> **Required work**: Copy out all lines bearing the word "done" from the listing below.

> **Data shown**:
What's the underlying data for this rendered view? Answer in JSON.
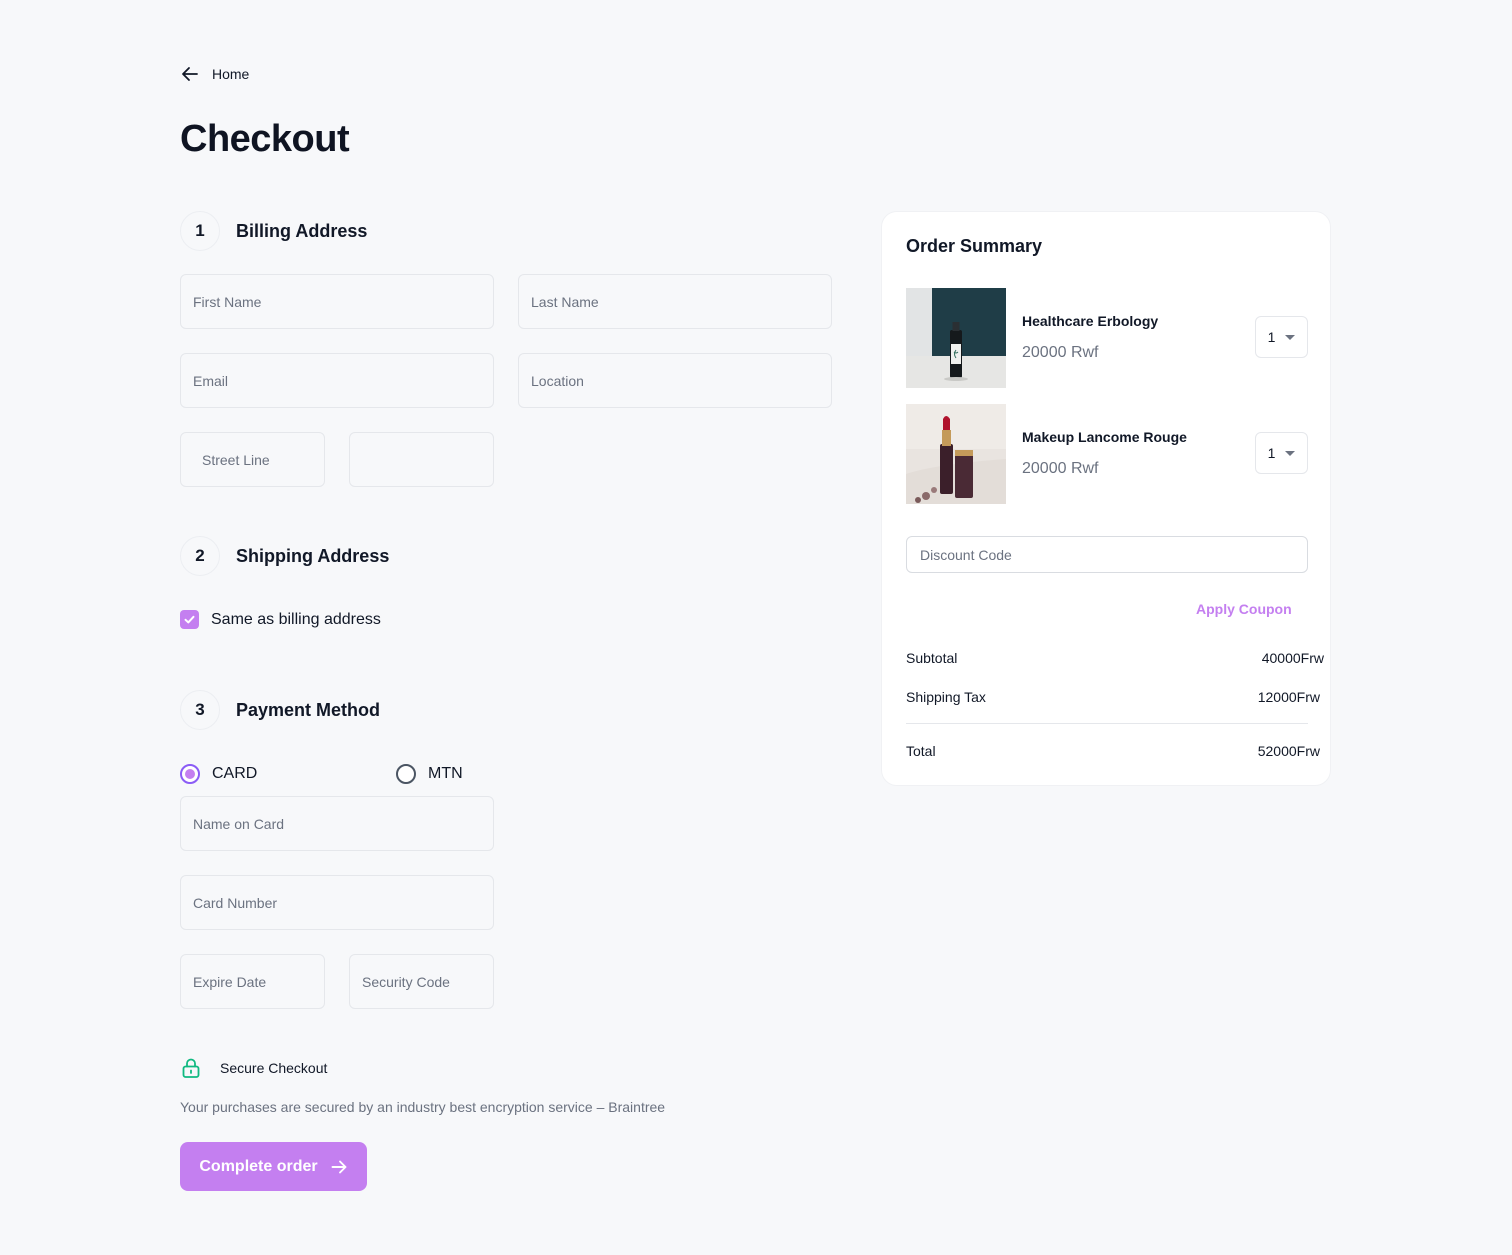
{
  "nav": {
    "back_label": "Home"
  },
  "page": {
    "title": "Checkout"
  },
  "billing": {
    "step": "1",
    "title": "Billing Address",
    "first_name_placeholder": "First Name",
    "last_name_placeholder": "Last Name",
    "email_placeholder": "Email",
    "location_placeholder": "Location",
    "street_line_placeholder": "Street Line",
    "street_line_2_placeholder": ""
  },
  "shipping": {
    "step": "2",
    "title": "Shipping Address",
    "same_as_billing_label": "Same as billing address",
    "same_as_billing_checked": true
  },
  "payment": {
    "step": "3",
    "title": "Payment Method",
    "options": [
      {
        "label": "CARD",
        "selected": true
      },
      {
        "label": "MTN",
        "selected": false
      }
    ],
    "name_on_card_placeholder": "Name on Card",
    "card_number_placeholder": "Card Number",
    "expire_date_placeholder": "Expire Date",
    "security_code_placeholder": "Security Code"
  },
  "secure": {
    "title": "Secure Checkout",
    "note": "Your purchases are secured by an industry best encryption service – Braintree"
  },
  "actions": {
    "complete_label": "Complete order"
  },
  "summary": {
    "title": "Order Summary",
    "items": [
      {
        "name": "Healthcare Erbology",
        "price": "20000 Rwf",
        "qty": "1"
      },
      {
        "name": "Makeup Lancome Rouge",
        "price": "20000 Rwf",
        "qty": "1"
      }
    ],
    "discount_placeholder": "Discount Code",
    "apply_label": "Apply Coupon",
    "subtotal_label": "Subtotal",
    "subtotal_value": "40000Frw",
    "shipping_label": "Shipping Tax",
    "shipping_value": "12000Frw",
    "total_label": "Total",
    "total_value": "52000Frw"
  },
  "colors": {
    "accent": "#c47ff0",
    "radio_ring": "#8b5cf6",
    "secure_icon": "#10b981",
    "background": "#f7f8fa"
  }
}
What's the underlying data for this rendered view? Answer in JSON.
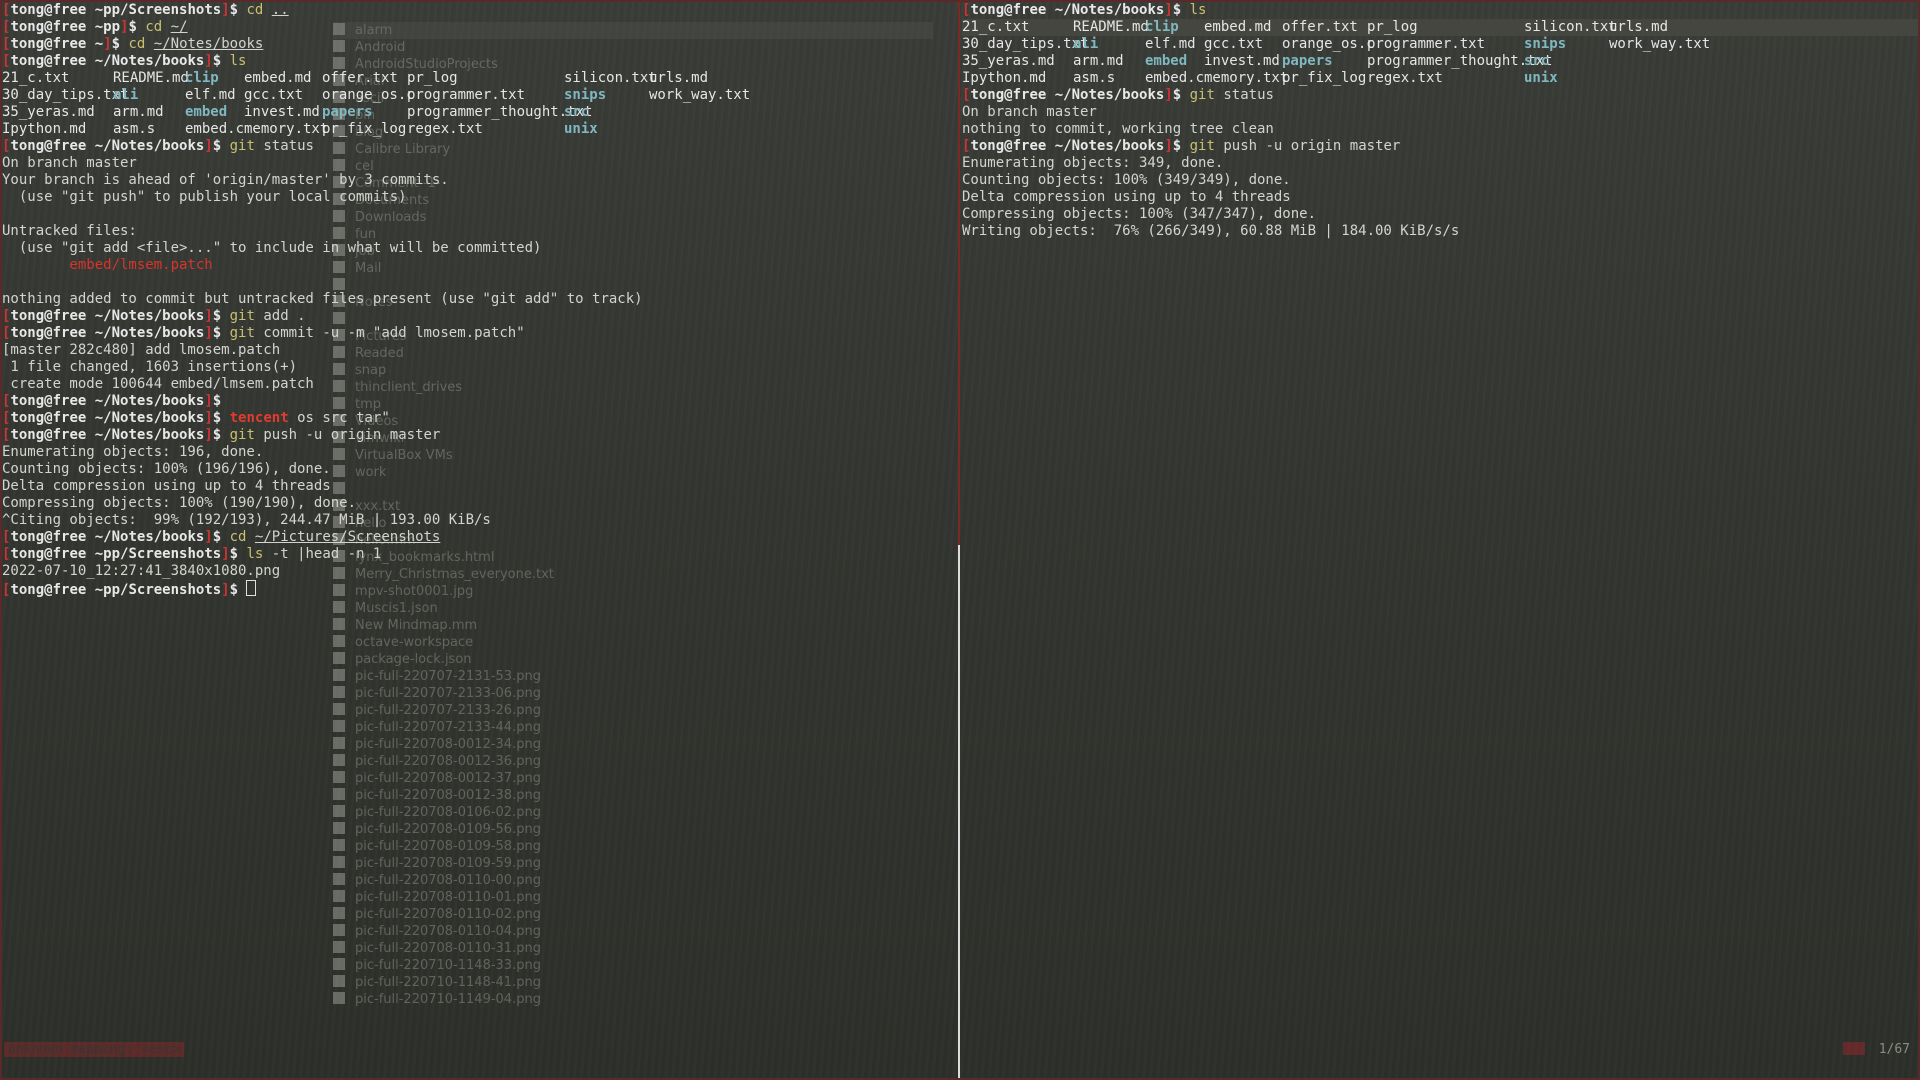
{
  "prompt": {
    "user": "tong",
    "host": "free"
  },
  "left": {
    "lines": [
      {
        "kind": "prompt",
        "path": "~pp/Screenshots",
        "cmd": "cd",
        "arg": "..",
        "arg_u": true
      },
      {
        "kind": "prompt",
        "path": "~pp",
        "cmd": "cd",
        "arg": "~/",
        "arg_u": true
      },
      {
        "kind": "prompt",
        "path": "~",
        "cmd": "cd",
        "arg": "~/Notes/books",
        "arg_u": true
      },
      {
        "kind": "prompt",
        "path": "~/Notes/books",
        "cmd": "ls",
        "arg": ""
      },
      {
        "kind": "ls",
        "cols": [
          [
            "21_c.txt",
            "file"
          ],
          [
            "README.md",
            "file"
          ],
          [
            "clip",
            "dir"
          ],
          [
            "embed.md",
            "file"
          ],
          [
            "offer.txt",
            "file"
          ],
          [
            "pr_log",
            "file"
          ],
          [
            "silicon.txt",
            "file"
          ],
          [
            "urls.md",
            "file"
          ]
        ]
      },
      {
        "kind": "ls",
        "cols": [
          [
            "30_day_tips.txt",
            "file"
          ],
          [
            "ali",
            "dir"
          ],
          [
            "elf.md",
            "file"
          ],
          [
            "gcc.txt",
            "file"
          ],
          [
            "orange_os.c",
            "file"
          ],
          [
            "programmer.txt",
            "file"
          ],
          [
            "snips",
            "dir"
          ],
          [
            "work_way.txt",
            "file"
          ]
        ]
      },
      {
        "kind": "ls",
        "cols": [
          [
            "35_yeras.md",
            "file"
          ],
          [
            "arm.md",
            "file"
          ],
          [
            "embed",
            "dir"
          ],
          [
            "invest.md",
            "file"
          ],
          [
            "papers",
            "dir"
          ],
          [
            "programmer_thought.txt",
            "file"
          ],
          [
            "src",
            "dir"
          ],
          [
            "",
            ""
          ]
        ]
      },
      {
        "kind": "ls",
        "cols": [
          [
            "Ipython.md",
            "file"
          ],
          [
            "asm.s",
            "file"
          ],
          [
            "embed.c",
            "file"
          ],
          [
            "memory.txt",
            "file"
          ],
          [
            "pr_fix_log",
            "file"
          ],
          [
            "regex.txt",
            "file"
          ],
          [
            "unix",
            "dir"
          ],
          [
            "",
            ""
          ]
        ]
      },
      {
        "kind": "prompt",
        "path": "~/Notes/books",
        "cmd": "git",
        "arg": "status"
      },
      {
        "kind": "text",
        "text": "On branch master"
      },
      {
        "kind": "text",
        "text": "Your branch is ahead of 'origin/master' by 3 commits."
      },
      {
        "kind": "text",
        "text": "  (use \"git push\" to publish your local commits)"
      },
      {
        "kind": "text",
        "text": ""
      },
      {
        "kind": "text",
        "text": "Untracked files:"
      },
      {
        "kind": "text",
        "text": "  (use \"git add <file>...\" to include in what will be committed)"
      },
      {
        "kind": "red",
        "text": "        embed/lmsem.patch"
      },
      {
        "kind": "text",
        "text": ""
      },
      {
        "kind": "text",
        "text": "nothing added to commit but untracked files present (use \"git add\" to track)"
      },
      {
        "kind": "prompt",
        "path": "~/Notes/books",
        "cmd": "git",
        "arg": "add .",
        "arg_u": false
      },
      {
        "kind": "prompt",
        "path": "~/Notes/books",
        "cmd": "git",
        "arg": "commit -u -m \"add lmosem.patch\"",
        "quoted": true
      },
      {
        "kind": "text",
        "text": "[master 282c480] add lmosem.patch"
      },
      {
        "kind": "text",
        "text": " 1 file changed, 1603 insertions(+)"
      },
      {
        "kind": "text",
        "text": " create mode 100644 embed/lmsem.patch"
      },
      {
        "kind": "prompt",
        "path": "~/Notes/books",
        "cmd": "",
        "arg": ""
      },
      {
        "kind": "prompt",
        "path": "~/Notes/books",
        "cmd": "tencent",
        "arg": "os src tar\"",
        "red": true
      },
      {
        "kind": "prompt",
        "path": "~/Notes/books",
        "cmd": "git",
        "arg": "push -u origin master"
      },
      {
        "kind": "text",
        "text": "Enumerating objects: 196, done."
      },
      {
        "kind": "text",
        "text": "Counting objects: 100% (196/196), done."
      },
      {
        "kind": "text",
        "text": "Delta compression using up to 4 threads"
      },
      {
        "kind": "text",
        "text": "Compressing objects: 100% (190/190), done."
      },
      {
        "kind": "text",
        "text": "^Citing objects:  99% (192/193), 244.47 MiB | 193.00 KiB/s"
      },
      {
        "kind": "prompt",
        "path": "~/Notes/books",
        "cmd": "cd",
        "arg": "~/Pictures/Screenshots",
        "arg_u": true
      },
      {
        "kind": "prompt",
        "path": "~pp/Screenshots",
        "cmd": "ls",
        "arg": "-t |head -n 1"
      },
      {
        "kind": "text",
        "text": "2022-07-10_12:27:41_3840x1080.png"
      },
      {
        "kind": "cursorprompt",
        "path": "~pp/Screenshots"
      }
    ]
  },
  "right": {
    "lines": [
      {
        "kind": "prompt",
        "path": "~/Notes/books",
        "cmd": "ls",
        "arg": ""
      },
      {
        "kind": "ls",
        "cols": [
          [
            "21_c.txt",
            "file"
          ],
          [
            "README.md",
            "file"
          ],
          [
            "clip",
            "dir"
          ],
          [
            "embed.md",
            "file"
          ],
          [
            "offer.txt",
            "file"
          ],
          [
            "pr_log",
            "file"
          ],
          [
            "silicon.txt",
            "file"
          ],
          [
            "urls.md",
            "file"
          ]
        ],
        "hl": true
      },
      {
        "kind": "ls",
        "cols": [
          [
            "30_day_tips.txt",
            "file"
          ],
          [
            "ali",
            "dir"
          ],
          [
            "elf.md",
            "file"
          ],
          [
            "gcc.txt",
            "file"
          ],
          [
            "orange_os.c",
            "file"
          ],
          [
            "programmer.txt",
            "file"
          ],
          [
            "snips",
            "dir"
          ],
          [
            "work_way.txt",
            "file"
          ]
        ]
      },
      {
        "kind": "ls",
        "cols": [
          [
            "35_yeras.md",
            "file"
          ],
          [
            "arm.md",
            "file"
          ],
          [
            "embed",
            "dir"
          ],
          [
            "invest.md",
            "file"
          ],
          [
            "papers",
            "dir"
          ],
          [
            "programmer_thought.txt",
            "file"
          ],
          [
            "src",
            "dir"
          ],
          [
            "",
            ""
          ]
        ]
      },
      {
        "kind": "ls",
        "cols": [
          [
            "Ipython.md",
            "file"
          ],
          [
            "asm.s",
            "file"
          ],
          [
            "embed.c",
            "file"
          ],
          [
            "memory.txt",
            "file"
          ],
          [
            "pr_fix_log",
            "file"
          ],
          [
            "regex.txt",
            "file"
          ],
          [
            "unix",
            "dir"
          ],
          [
            "",
            ""
          ]
        ]
      },
      {
        "kind": "prompt",
        "path": "~/Notes/books",
        "cmd": "git",
        "arg": "status"
      },
      {
        "kind": "text",
        "text": "On branch master"
      },
      {
        "kind": "text",
        "text": "nothing to commit, working tree clean"
      },
      {
        "kind": "prompt",
        "path": "~/Notes/books",
        "cmd": "git",
        "arg": "push -u origin master"
      },
      {
        "kind": "text",
        "text": "Enumerating objects: 349, done."
      },
      {
        "kind": "text",
        "text": "Counting objects: 100% (349/349), done."
      },
      {
        "kind": "text",
        "text": "Delta compression using up to 4 threads"
      },
      {
        "kind": "text",
        "text": "Compressing objects: 100% (347/347), done."
      },
      {
        "kind": "text",
        "text": "Writing objects:  76% (266/349), 60.88 MiB | 184.00 KiB/s/s"
      }
    ]
  },
  "ghost_files": [
    "alarm",
    "Android",
    "AndroidStudioProjects",
    "Arial",
    "ascii",
    "bin",
    "blog",
    "Calibre Library",
    "cel",
    "Comment -1-",
    "Documents",
    "Downloads",
    "fun",
    "job",
    "Mail",
    "",
    "Notes",
    "",
    "Pictures",
    "Readed",
    "snap",
    "thinclient_drives",
    "tmp",
    "Videos",
    "vimwiki",
    "VirtualBox VMs",
    "work",
    "",
    "xxx.txt",
    "hello",
    "hello.mm",
    "lynx_bookmarks.html",
    "Merry_Christmas_everyone.txt",
    "mpv-shot0001.jpg",
    "Muscis1.json",
    "New Mindmap.mm",
    "octave-workspace",
    "package-lock.json",
    "pic-full-220707-2131-53.png",
    "pic-full-220707-2133-06.png",
    "pic-full-220707-2133-26.png",
    "pic-full-220707-2133-44.png",
    "pic-full-220708-0012-34.png",
    "pic-full-220708-0012-36.png",
    "pic-full-220708-0012-37.png",
    "pic-full-220708-0012-38.png",
    "pic-full-220708-0106-02.png",
    "pic-full-220708-0109-56.png",
    "pic-full-220708-0109-58.png",
    "pic-full-220708-0109-59.png",
    "pic-full-220708-0110-00.png",
    "pic-full-220708-0110-01.png",
    "pic-full-220708-0110-02.png",
    "pic-full-220708-0110-04.png",
    "pic-full-220708-0110-31.png",
    "pic-full-220710-1148-33.png",
    "pic-full-220710-1148-41.png",
    "pic-full-220710-1149-04.png"
  ],
  "status": {
    "left": "unknown mapping: <esc>",
    "right": "1/67"
  }
}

> **Written response**:
        "text": "Enumerating objects: 196, done."
        "text": "Counting objects: 100% (196/196), done."
        "text": "Compressing objects: 100% (190/190), done."
        "text": "Enumerating objects: 349, done."
        "text": "Counting objects: 100% (349/349), done."
        "text": "Compressing objects: 100% (347/347), done."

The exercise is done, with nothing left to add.